Patients who are undergoing withdrawal and trying to stay clean are particularly vulnerable to medical emergencies. As the opioid epidemic causes demand for addiction treatment to surge, industry veterans say tougher standards, better screening and greater oversight are needed to improve patient safety.
….During her nearly three days at an Arizona drug detox center, law enforcement reports show, an Ohio mother repeated the same request to multiple staff members: Take me to the hospital.
…She had trouble breathing. Her pulse raced. She was wheezing, and her lungs sounded “crackly,” staff members told investigators.
She appeared lethargic and ill. One technician told investigators her complexion was jaundiced, and her lips were purple. Another said she went from pale to yellow to blue.
…But she was not sent to the full-service hospital located less than a mile away. Instead, she collapsed in her room at Serenity, and was soon pronounced dead.
…When Shaun Reyna contacted a Murrieta, California, treatment center in 2013, he was told he would receive a medical detoxification, an attorney for the family said in a lawsuit.
Reyna, battling alcohol and benzodiazepene addiction, was desperate for help, attorney Jeremiah Lowe says.
…He was admitted, and left unattended in his room. He slashed his arm, chest and neck with a razor and bled to death.
…Cody Arbuckle died at a Las Vegas addiction treatment facility owned by AAC last July. A coroner listed the cause as toxicity from loperamide, an ingredient in the anti-diarrhea drug Imodium A-D.
…Staff at the Solutions Recovery house reported that Arbuckle was under the influence of drugs. But rather than transporting him to a hospital, they say in a lawsuit, they sent him to a “non-medical residential detoxification house” in Las Vegas.
Arbuckle was supposed to be under 24-hour monitoring, the lawyers say in the lawsuit, but he was not checked over 14 hours overnight. He was found dead the following morning.
The lawyers say in the lawsuit that AAC kept Arbuckle “in their non-medical program for business reasons, because they did not want to let go of their paying client.”
He became the seventh patient who died shortly after entering an AAC facility, the attorneys say in the lawsuit.
Nothing like creating a problem and making millions off selling the cure.
Rhodes Pharma is of one of the largest creators of off-patent generic opioids. The company produces several opioid-based painkillers that contain addictive drugs including oxycodone, hydrocodone and morphine.

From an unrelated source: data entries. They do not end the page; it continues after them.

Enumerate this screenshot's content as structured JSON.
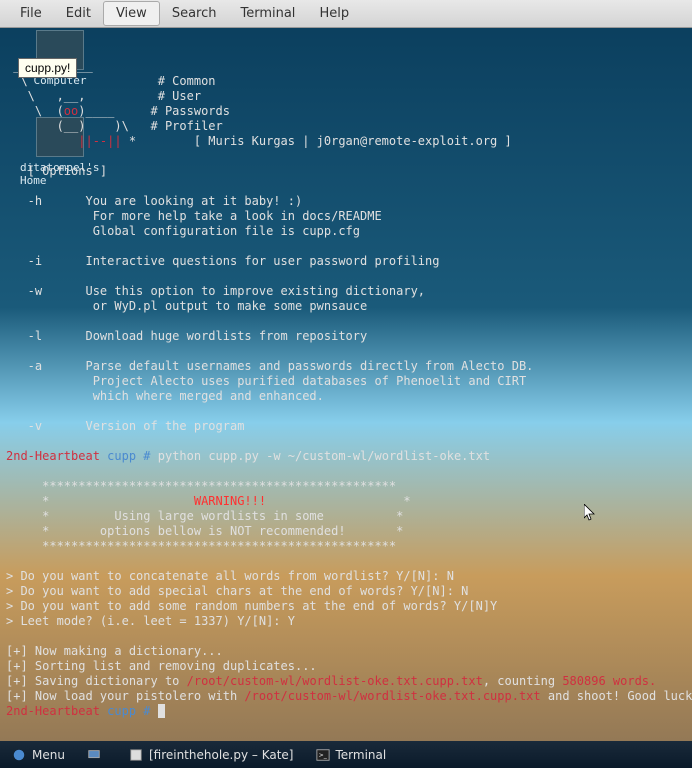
{
  "menubar": {
    "items": [
      {
        "label": "File"
      },
      {
        "label": "Edit"
      },
      {
        "label": "View"
      },
      {
        "label": "Search"
      },
      {
        "label": "Terminal"
      },
      {
        "label": "Help"
      }
    ]
  },
  "tooltip": "cupp.py!",
  "desktop": {
    "icons": [
      {
        "label": "Computer"
      },
      {
        "label": "ditatompel's Home"
      }
    ]
  },
  "terminal": {
    "ascii": {
      "l1": " ___________ ",
      "l2": "  \\                  ",
      "l3": "   \\   ,__,          ",
      "l4": "    \\  (",
      "l4oo": "oo",
      "l4b": ")____     ",
      "l5a": "       (__)    )\\   ",
      "l6a": "        ",
      "l6b": "  ||--||",
      "l6c": " *   ",
      "c": "# Common",
      "u": "# User",
      "p": "# Passwords",
      "pr": "# Profiler",
      "author": "     [ Muris Kurgas | j0rgan@remote-exploit.org ]"
    },
    "options_header": "   [ Options ]",
    "opts": {
      "h1": "   -h      You are looking at it baby! :)",
      "h2": "            For more help take a look in docs/README",
      "h3": "            Global configuration file is cupp.cfg",
      "i": "   -i      Interactive questions for user password profiling",
      "w1": "   -w      Use this option to improve existing dictionary,",
      "w2": "            or WyD.pl output to make some pwnsauce",
      "l": "   -l      Download huge wordlists from repository",
      "a1": "   -a      Parse default usernames and passwords directly from Alecto DB.",
      "a2": "            Project Alecto uses purified databases of Phenoelit and CIRT",
      "a3": "            which where merged and enhanced.",
      "v": "   -v      Version of the program"
    },
    "prompt1": {
      "host": "2nd-Heartbeat",
      "path": "cupp #",
      "cmd": "python cupp.py -w ~/custom-wl/wordlist-oke.txt"
    },
    "warning": {
      "stars": "     *************************************************",
      "l1a": "     *                    ",
      "l1b": "WARNING!!!",
      "l1c": "                   *",
      "l2": "     *         Using large wordlists in some          *",
      "l3": "     *       options bellow is NOT recommended!       *"
    },
    "questions": {
      "q1": "> Do you want to concatenate all words from wordlist? Y/[N]: N",
      "q2": "> Do you want to add special chars at the end of words? Y/[N]: N",
      "q3": "> Do you want to add some random numbers at the end of words? Y/[N]Y",
      "q4": "> Leet mode? (i.e. leet = 1337) Y/[N]: Y"
    },
    "output": {
      "l1": "[+] Now making a dictionary...",
      "l2": "[+] Sorting list and removing duplicates...",
      "l3a": "[+] Saving dictionary to ",
      "l3b": "/root/custom-wl/wordlist-oke.txt.cupp.txt",
      "l3c": ", counting ",
      "l3d": "580896 words.",
      "l4a": "[+] Now load your pistolero with ",
      "l4b": "/root/custom-wl/wordlist-oke.txt.cupp.txt",
      "l4c": " and shoot! Good luck!"
    },
    "prompt2": {
      "host": "2nd-Heartbeat",
      "path": "cupp #",
      "cursor": "▮"
    }
  },
  "taskbar": {
    "menu": "Menu",
    "app1": "[fireinthehole.py – Kate]",
    "app2": "Terminal"
  }
}
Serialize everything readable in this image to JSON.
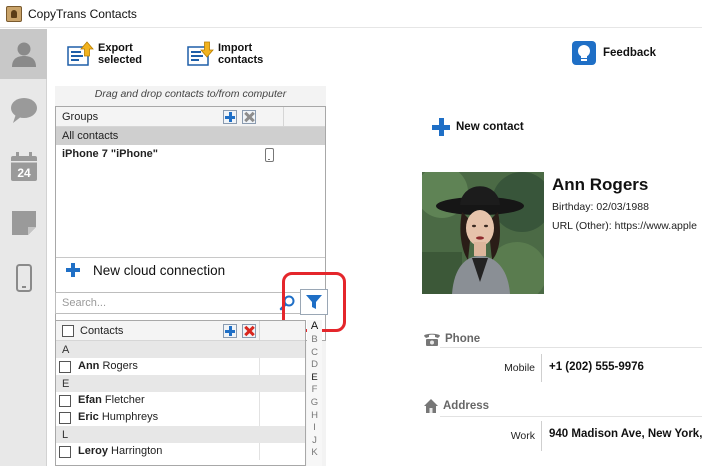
{
  "window": {
    "title": "CopyTrans Contacts"
  },
  "sidebar": {
    "items": [
      {
        "icon": "person-icon",
        "active": true
      },
      {
        "icon": "chat-bubble-icon",
        "active": false
      },
      {
        "icon": "calendar-icon",
        "label": "24",
        "active": false
      },
      {
        "icon": "note-icon",
        "active": false
      },
      {
        "icon": "phone-icon",
        "active": false
      }
    ]
  },
  "toolbar": {
    "export_label": "Export\nselected",
    "import_label": "Import\ncontacts",
    "feedback_label": "Feedback"
  },
  "left_panel": {
    "dnd_hint": "Drag and drop contacts to/from computer",
    "groups_header": "Groups",
    "groups": [
      {
        "label": "All contacts",
        "selected": true
      },
      {
        "label": "iPhone 7 \"iPhone\"",
        "selected": false,
        "device": true
      }
    ],
    "new_cloud_label": "New cloud connection",
    "search_placeholder": "Search...",
    "contacts_header": "Contacts",
    "contact_rows": [
      {
        "type": "section",
        "text": "A"
      },
      {
        "type": "contact",
        "first": "Ann",
        "last": "Rogers"
      },
      {
        "type": "section",
        "text": "E"
      },
      {
        "type": "contact",
        "first": "Efan",
        "last": "Fletcher"
      },
      {
        "type": "contact",
        "first": "Eric",
        "last": "Humphreys"
      },
      {
        "type": "section",
        "text": "L"
      },
      {
        "type": "contact",
        "first": "Leroy",
        "last": "Harrington"
      }
    ],
    "alphabet": [
      "A",
      "B",
      "C",
      "D",
      "E",
      "F",
      "G",
      "H",
      "I",
      "J",
      "K"
    ],
    "alphabet_available": [
      "A",
      "E"
    ]
  },
  "right_panel": {
    "new_contact_label": "New contact",
    "contact": {
      "name": "Ann Rogers",
      "birthday": "Birthday: 02/03/1988",
      "url": "URL (Other): https://www.apple"
    },
    "phone_section": {
      "title": "Phone",
      "label": "Mobile",
      "value": "+1 (202) 555-9976"
    },
    "address_section": {
      "title": "Address",
      "label": "Work",
      "value": "940 Madison Ave, New York,"
    }
  },
  "colors": {
    "accent_blue": "#1f6fc6",
    "highlight_red": "#e4262b",
    "delete_red": "#d8271f",
    "sidebar_bg": "#e8e8e8"
  }
}
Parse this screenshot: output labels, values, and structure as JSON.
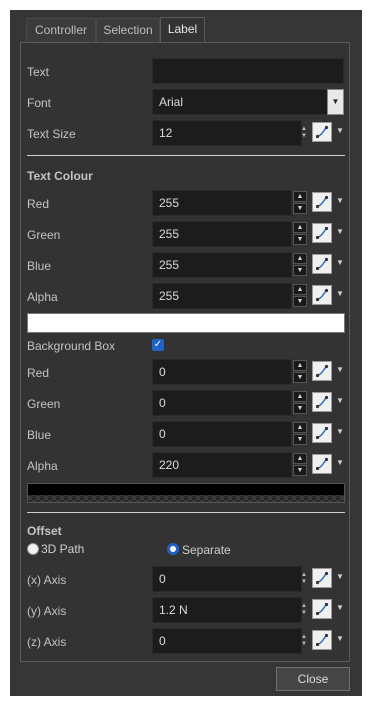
{
  "tabs": [
    {
      "label": "Controller"
    },
    {
      "label": "Selection"
    },
    {
      "label": "Label",
      "active": true
    }
  ],
  "fields": {
    "text": {
      "label": "Text",
      "value": ""
    },
    "font": {
      "label": "Font",
      "value": "Arial"
    },
    "text_size": {
      "label": "Text Size",
      "value": "12"
    }
  },
  "text_colour": {
    "title": "Text Colour",
    "red": {
      "label": "Red",
      "value": "255"
    },
    "green": {
      "label": "Green",
      "value": "255"
    },
    "blue": {
      "label": "Blue",
      "value": "255"
    },
    "alpha": {
      "label": "Alpha",
      "value": "255"
    },
    "swatch_color": "#ffffff"
  },
  "background_box": {
    "label": "Background Box",
    "checked": true,
    "red": {
      "label": "Red",
      "value": "0"
    },
    "green": {
      "label": "Green",
      "value": "0"
    },
    "blue": {
      "label": "Blue",
      "value": "0"
    },
    "alpha": {
      "label": "Alpha",
      "value": "220"
    },
    "swatch_color": "#000000"
  },
  "offset": {
    "title": "Offset",
    "mode_3d_path": {
      "label": "3D Path",
      "selected": false
    },
    "mode_separate": {
      "label": "Separate",
      "selected": true
    },
    "x": {
      "label": "(x) Axis",
      "value": "0"
    },
    "y": {
      "label": "(y) Axis",
      "value": "1.2 N"
    },
    "z": {
      "label": "(z) Axis",
      "value": "0"
    }
  },
  "buttons": {
    "close": "Close"
  },
  "colors": {
    "accent": "#1e64c8",
    "panel_bg": "#333333",
    "field_bg": "#1c1c1c"
  }
}
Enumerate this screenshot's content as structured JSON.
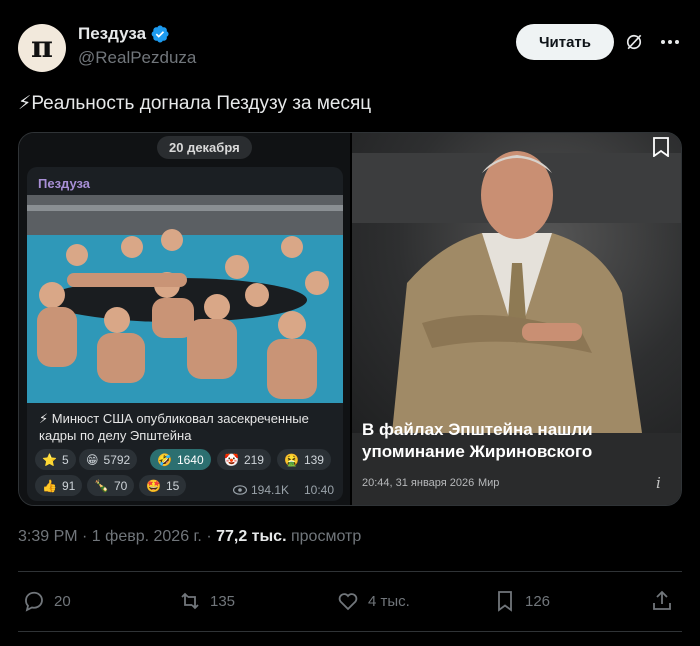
{
  "author": {
    "name": "Пездуза",
    "handle": "@RealPezduza",
    "avatar_letter": "п",
    "follow_label": "Читать"
  },
  "tweet": {
    "text": "⚡Реальность догнала Пездузу за месяц"
  },
  "left_card": {
    "date_pill": "20 декабря",
    "channel": "Пездуза",
    "caption": "⚡ Минюст США опубликовал засекреченные кадры по делу Эпштейна",
    "reactions": [
      {
        "emoji": "⭐",
        "count": "5"
      },
      {
        "emoji": "😁",
        "count": "5792"
      },
      {
        "emoji": "🤣",
        "count": "1640"
      },
      {
        "emoji": "🤡",
        "count": "219"
      },
      {
        "emoji": "🤮",
        "count": "139"
      },
      {
        "emoji": "👍",
        "count": "91"
      },
      {
        "emoji": "🍾",
        "count": "70"
      },
      {
        "emoji": "🤩",
        "count": "15"
      }
    ],
    "views": "194.1K",
    "time": "10:40"
  },
  "right_card": {
    "title": "В файлах Эпштейна нашли упоминание Жириновского",
    "timestamp": "20:44, 31 января 2026",
    "source": "Мир"
  },
  "meta": {
    "time_date": "3:39 PM · 1 февр. 2026 г. · ",
    "views_count": "77,2 тыс.",
    "views_label": " просмотр"
  },
  "actions": {
    "replies": "20",
    "reposts": "135",
    "likes": "4 тыс.",
    "bookmarks": "126"
  },
  "colors": {
    "background": "#000000",
    "verified": "#1d9bf0",
    "secondary_text": "#71767b",
    "active_reaction": "#2c6f70"
  }
}
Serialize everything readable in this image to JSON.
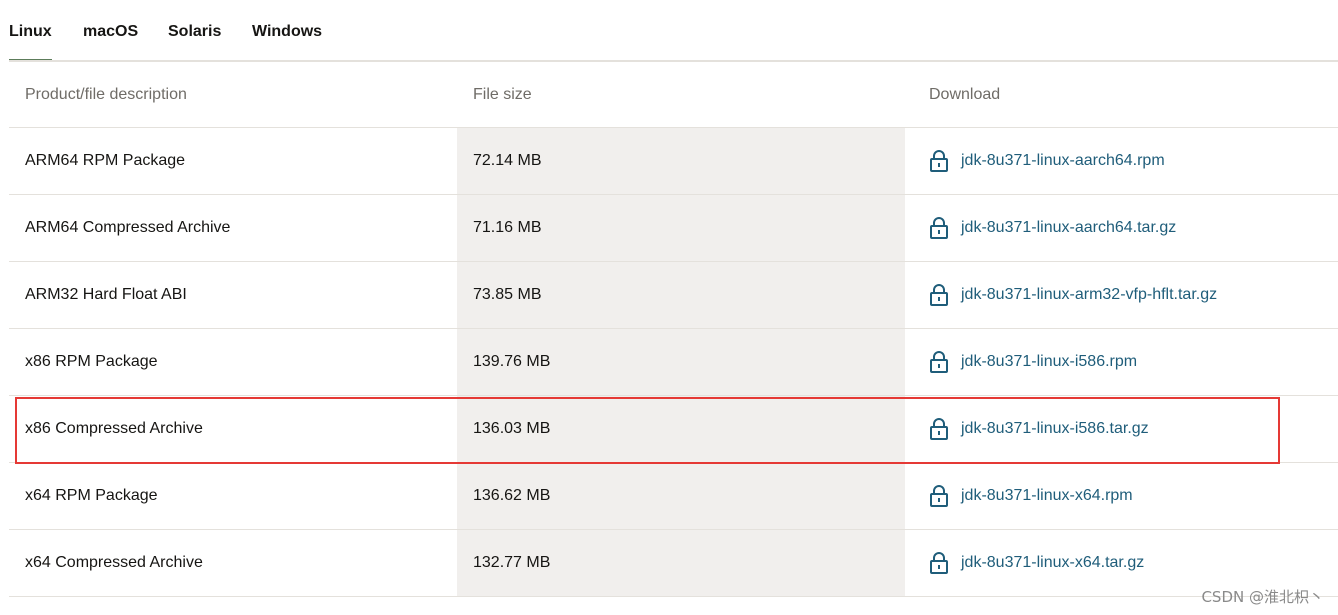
{
  "tabs": [
    {
      "label": "Linux",
      "active": true
    },
    {
      "label": "macOS",
      "active": false
    },
    {
      "label": "Solaris",
      "active": false
    },
    {
      "label": "Windows",
      "active": false
    }
  ],
  "table": {
    "headers": {
      "description": "Product/file description",
      "size": "File size",
      "download": "Download"
    },
    "rows": [
      {
        "description": "ARM64 RPM Package",
        "size": "72.14 MB",
        "file": "jdk-8u371-linux-aarch64.rpm"
      },
      {
        "description": "ARM64 Compressed Archive",
        "size": "71.16 MB",
        "file": "jdk-8u371-linux-aarch64.tar.gz"
      },
      {
        "description": "ARM32 Hard Float ABI",
        "size": "73.85 MB",
        "file": "jdk-8u371-linux-arm32-vfp-hflt.tar.gz"
      },
      {
        "description": "x86 RPM Package",
        "size": "139.76 MB",
        "file": "jdk-8u371-linux-i586.rpm"
      },
      {
        "description": "x86 Compressed Archive",
        "size": "136.03 MB",
        "file": "jdk-8u371-linux-i586.tar.gz"
      },
      {
        "description": "x64 RPM Package",
        "size": "136.62 MB",
        "file": "jdk-8u371-linux-x64.rpm"
      },
      {
        "description": "x64 Compressed Archive",
        "size": "132.77 MB",
        "file": "jdk-8u371-linux-x64.tar.gz"
      }
    ]
  },
  "highlighted_row": "x86 Compressed Archive",
  "icons": {
    "download": "lock-icon"
  },
  "colors": {
    "link": "#1f5d7a",
    "active_tab_underline": "#5c7c5a",
    "size_column_bg": "#f1efed",
    "highlight_border": "#e53935"
  },
  "watermark": "CSDN @淮北枳丶"
}
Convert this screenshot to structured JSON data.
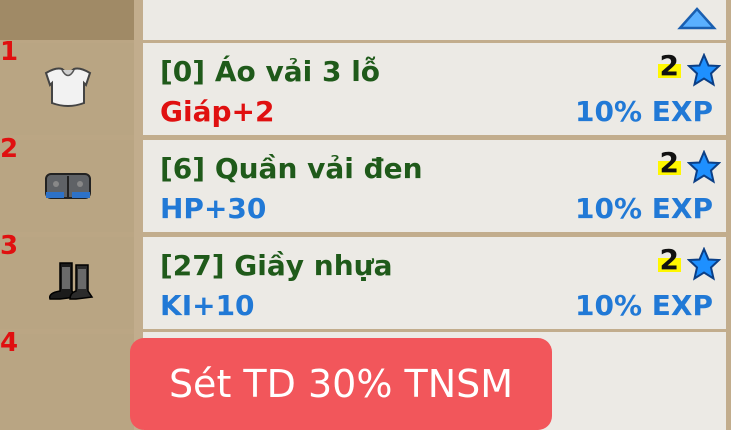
{
  "items": [
    {
      "slot": "1",
      "name": "[0] Áo vải 3 lỗ",
      "stat": "Giáp+2",
      "stat_color": "#e01010",
      "level": "2",
      "exp": "10% EXP",
      "icon": "shirt-icon"
    },
    {
      "slot": "2",
      "name": "[6] Quần vải đen",
      "stat": "HP+30",
      "stat_color": "#2179d6",
      "level": "2",
      "exp": "10% EXP",
      "icon": "pants-icon"
    },
    {
      "slot": "3",
      "name": "[27] Giầy nhựa",
      "stat": "KI+10",
      "stat_color": "#2179d6",
      "level": "2",
      "exp": "10% EXP",
      "icon": "boots-icon"
    },
    {
      "slot": "4"
    }
  ],
  "toast": {
    "text": "Sét TD 30% TNSM"
  },
  "colors": {
    "name": "#1f5a1a",
    "exp": "#2179d6",
    "star": "#1e90ff",
    "toast_bg": "#f2565b"
  }
}
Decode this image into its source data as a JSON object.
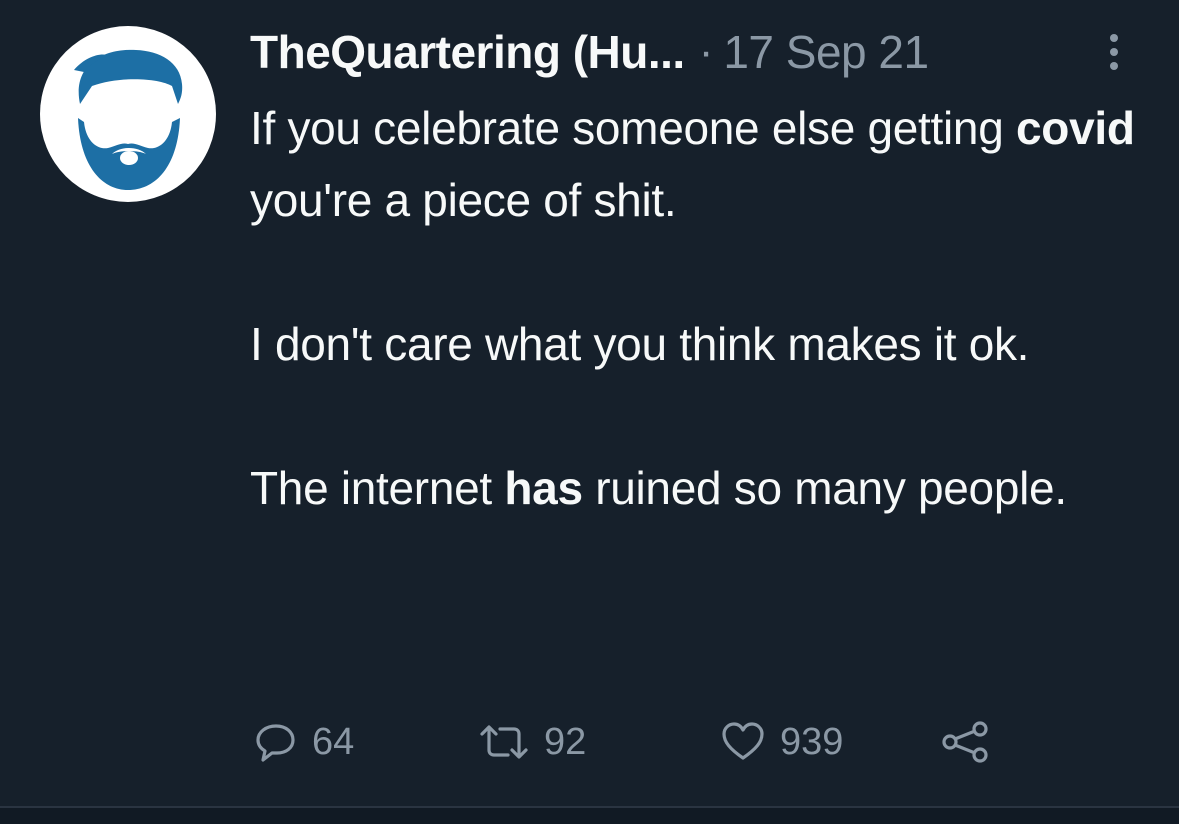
{
  "author": {
    "display_name": "TheQuartering (Hu...",
    "separator": "·",
    "timestamp": "17 Sep 21",
    "avatar_icon": "bearded-man-icon",
    "avatar_color": "#1d6fa5"
  },
  "tweet": {
    "paragraphs": [
      [
        {
          "text": "If you celebrate someone else getting ",
          "bold": false
        },
        {
          "text": "covid",
          "bold": true
        },
        {
          "text": " you're a piece of shit.",
          "bold": false
        }
      ],
      [
        {
          "text": "I don't care what you think makes it ok.",
          "bold": false
        }
      ],
      [
        {
          "text": "The internet ",
          "bold": false
        },
        {
          "text": "has",
          "bold": true
        },
        {
          "text": " ruined so many people.",
          "bold": false
        }
      ]
    ]
  },
  "actions": {
    "reply": {
      "icon": "reply-icon",
      "count": "64"
    },
    "retweet": {
      "icon": "retweet-icon",
      "count": "92"
    },
    "like": {
      "icon": "heart-icon",
      "count": "939"
    },
    "share": {
      "icon": "share-icon"
    }
  },
  "colors": {
    "background": "#16202b",
    "text_primary": "#f7f9f9",
    "text_secondary": "#8b98a5"
  }
}
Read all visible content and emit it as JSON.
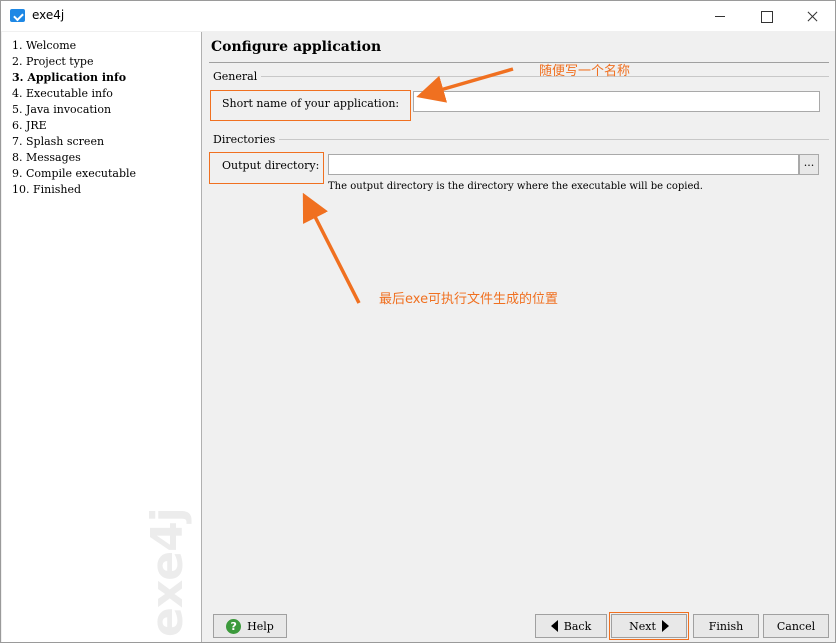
{
  "window": {
    "title": "exe4j",
    "app_icon": "exe4j-app-icon",
    "controls": [
      "minimize-icon",
      "maximize-icon",
      "close-icon"
    ]
  },
  "sidebar": {
    "steps": [
      {
        "label": "1.  Welcome",
        "active": false
      },
      {
        "label": "2.  Project type",
        "active": false
      },
      {
        "label": "3.  Application info",
        "active": true
      },
      {
        "label": "4.  Executable info",
        "active": false
      },
      {
        "label": "5.  Java invocation",
        "active": false
      },
      {
        "label": "6.  JRE",
        "active": false
      },
      {
        "label": "7.  Splash screen",
        "active": false
      },
      {
        "label": "8.  Messages",
        "active": false
      },
      {
        "label": "9.  Compile executable",
        "active": false
      },
      {
        "label": "10.  Finished",
        "active": false
      }
    ],
    "watermark": "exe4j"
  },
  "main": {
    "title": "Configure application",
    "general": {
      "section_label": "General",
      "short_name_label": "Short name of your application:",
      "short_name_value": ""
    },
    "directories": {
      "section_label": "Directories",
      "output_dir_label": "Output directory:",
      "output_dir_value": "",
      "browse_label": "...",
      "hint": "The output directory is the directory where the executable will be copied."
    }
  },
  "buttons": {
    "help": "Help",
    "back": "Back",
    "next": "Next",
    "finish": "Finish",
    "cancel": "Cancel"
  },
  "annotations": {
    "name_note": "随便写一个名称",
    "output_note": "最后exe可执行文件生成的位置",
    "color": "#f07020"
  }
}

Purdue Pharma has long been criticized for aggressively marketing opioid painkiller OxyContin, which many believe has lead to the current opioid addiction epidemic. And now it seems the company is looking to get in on profits from treatment, too. Richard Sackler, whose family that owns and operates privately held Purdue Pharma, has been granted a patent for opioid painkiller addiction treatment.
Perdue Pharma get an endless source of money, treating a problem they created and the American public gets even more lifetime prescriptions/doctor induced addiction to opioids.
Why the hell treating opiod dependence with more opioids makes sense to anyone other than the douchbag who stands to make twice profit off all of the misery they’ve caused is beyond me.